### [WORK ITEM]
The entries below should be given again exactly, minus their pictures.

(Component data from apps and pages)
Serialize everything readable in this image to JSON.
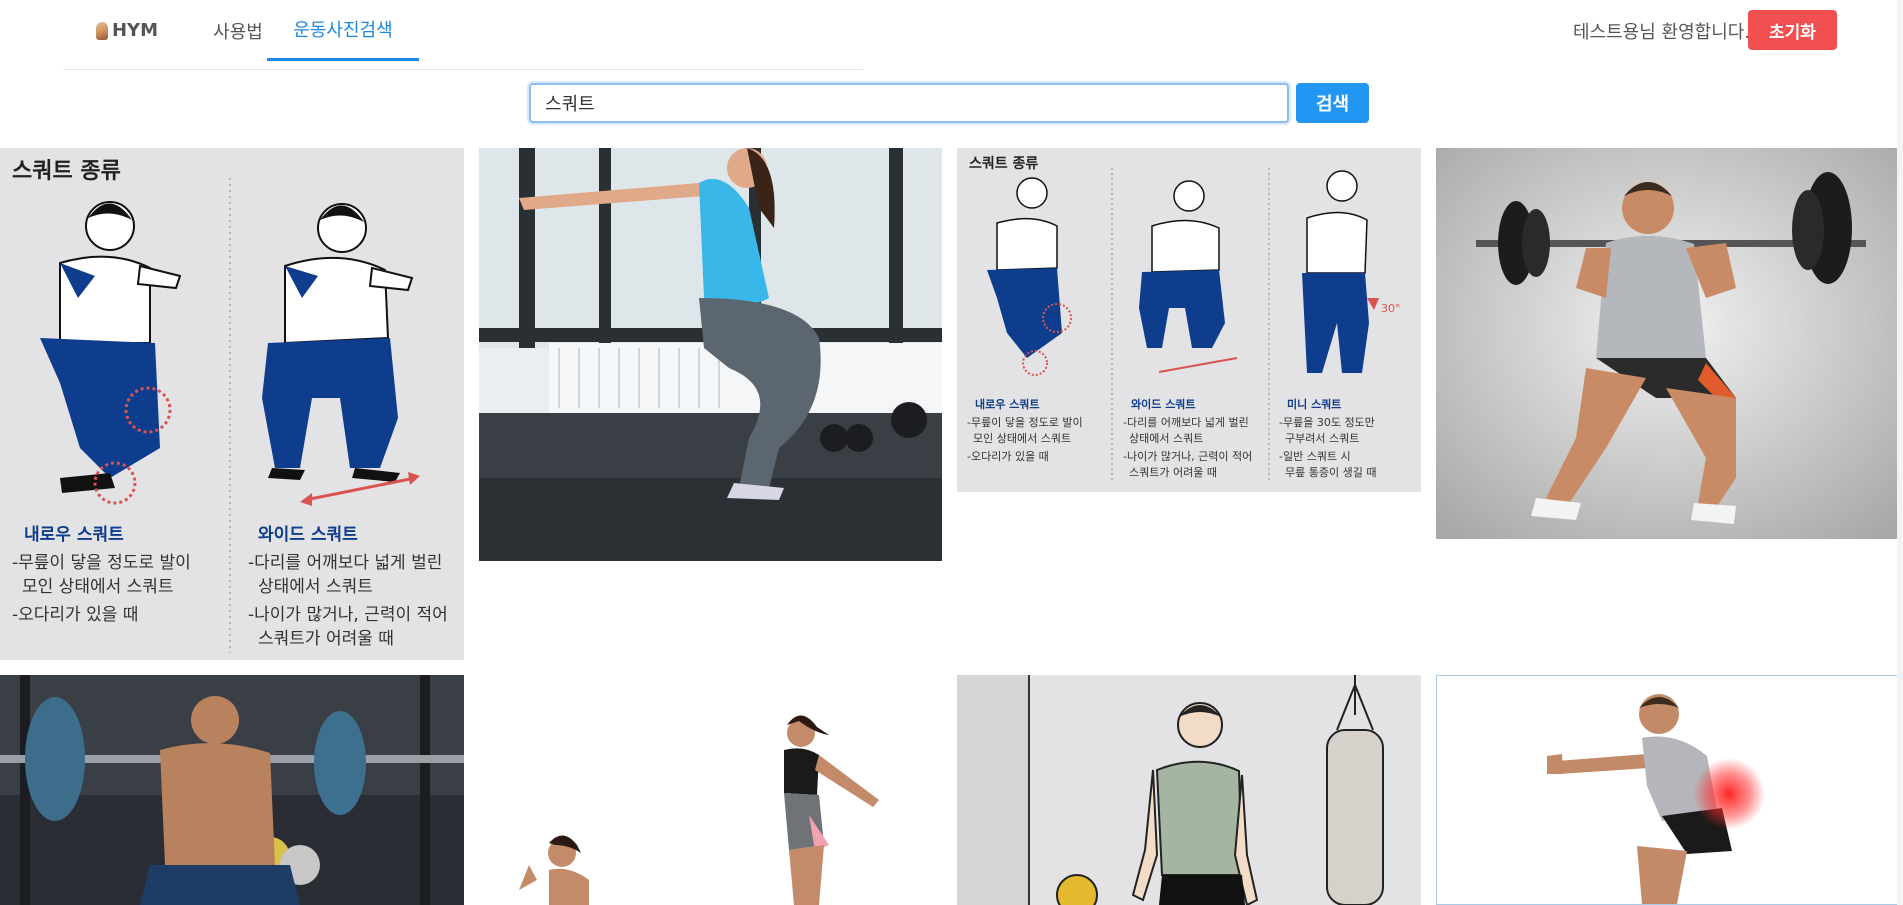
{
  "nav": {
    "logo_label": "HYM",
    "tabs": [
      {
        "label": "사용법"
      },
      {
        "label": "운동사진검색"
      }
    ]
  },
  "header": {
    "welcome_text": "테스트용님 환영합니다.",
    "reset_label": "초기화"
  },
  "search": {
    "value": "스쿼트",
    "button_label": "검색"
  },
  "results": {
    "infographic_large": {
      "heading": "스쿼트 종류",
      "types": [
        {
          "name": "내로우 스쿼트",
          "lines": [
            "-무릎이 닿을 정도로 발이",
            "모인 상태에서 스쿼트",
            "-오다리가 있을 때"
          ]
        },
        {
          "name": "와이드 스쿼트",
          "lines": [
            "-다리를 어깨보다 넓게 벌린",
            "상태에서 스쿼트",
            "-나이가 많거나, 근력이 적어",
            "스쿼트가 어려울 때"
          ]
        }
      ]
    },
    "infographic_small": {
      "heading": "스쿼트 종류",
      "angle_label": "30°",
      "types": [
        {
          "name": "내로우 스쿼트",
          "lines": [
            "-무릎이 닿을 정도로 발이",
            "모인 상태에서 스쿼트",
            "-오다리가 있을 때"
          ]
        },
        {
          "name": "와이드 스쿼트",
          "lines": [
            "-다리를 어깨보다 넓게 벌린",
            "상태에서 스쿼트",
            "-나이가 많거나, 근력이 적어",
            "스쿼트가 어려울 때"
          ]
        },
        {
          "name": "미니 스쿼트",
          "lines": [
            "-무릎을 30도 정도만",
            "구부려서 스쿼트",
            "-일반 스쿼트 시",
            "무릎 통증이 생길 때"
          ]
        }
      ]
    }
  },
  "colors": {
    "accent": "#1e88e5",
    "search_button": "#2196f3",
    "reset_button": "#f25050",
    "navy": "#0d3d8c"
  }
}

### [EXERCISE ANSWER]
Serialize everything readable in this image to JSON.
{
  "nav": {
    "logo_label": "HYM",
    "tabs": [
      {
        "label": "사용법"
      },
      {
        "label": "운동사진검색"
      }
    ]
  },
  "header": {
    "welcome_text": "테스트용님 환영합니다.",
    "reset_label": "초기화"
  },
  "search": {
    "value": "스쿼트",
    "button_label": "검색"
  },
  "results": {
    "infographic_large": {
      "heading": "스쿼트 종류",
      "types": [
        {
          "name": "내로우 스쿼트",
          "lines": [
            "-무릎이 닿을 정도로 발이",
            "모인 상태에서 스쿼트",
            "-오다리가 있을 때"
          ]
        },
        {
          "name": "와이드 스쿼트",
          "lines": [
            "-다리를 어깨보다 넓게 벌린",
            "상태에서 스쿼트",
            "-나이가 많거나, 근력이 적어",
            "스쿼트가 어려울 때"
          ]
        }
      ]
    },
    "infographic_small": {
      "heading": "스쿼트 종류",
      "angle_label": "30°",
      "types": [
        {
          "name": "내로우 스쿼트",
          "lines": [
            "-무릎이 닿을 정도로 발이",
            "모인 상태에서 스쿼트",
            "-오다리가 있을 때"
          ]
        },
        {
          "name": "와이드 스쿼트",
          "lines": [
            "-다리를 어깨보다 넓게 벌린",
            "상태에서 스쿼트",
            "-나이가 많거나, 근력이 적어",
            "스쿼트가 어려울 때"
          ]
        },
        {
          "name": "미니 스쿼트",
          "lines": [
            "-무릎을 30도 정도만",
            "구부려서 스쿼트",
            "-일반 스쿼트 시",
            "무릎 통증이 생길 때"
          ]
        }
      ]
    }
  },
  "colors": {
    "accent": "#1e88e5",
    "search_button": "#2196f3",
    "reset_button": "#f25050",
    "navy": "#0d3d8c"
  }
}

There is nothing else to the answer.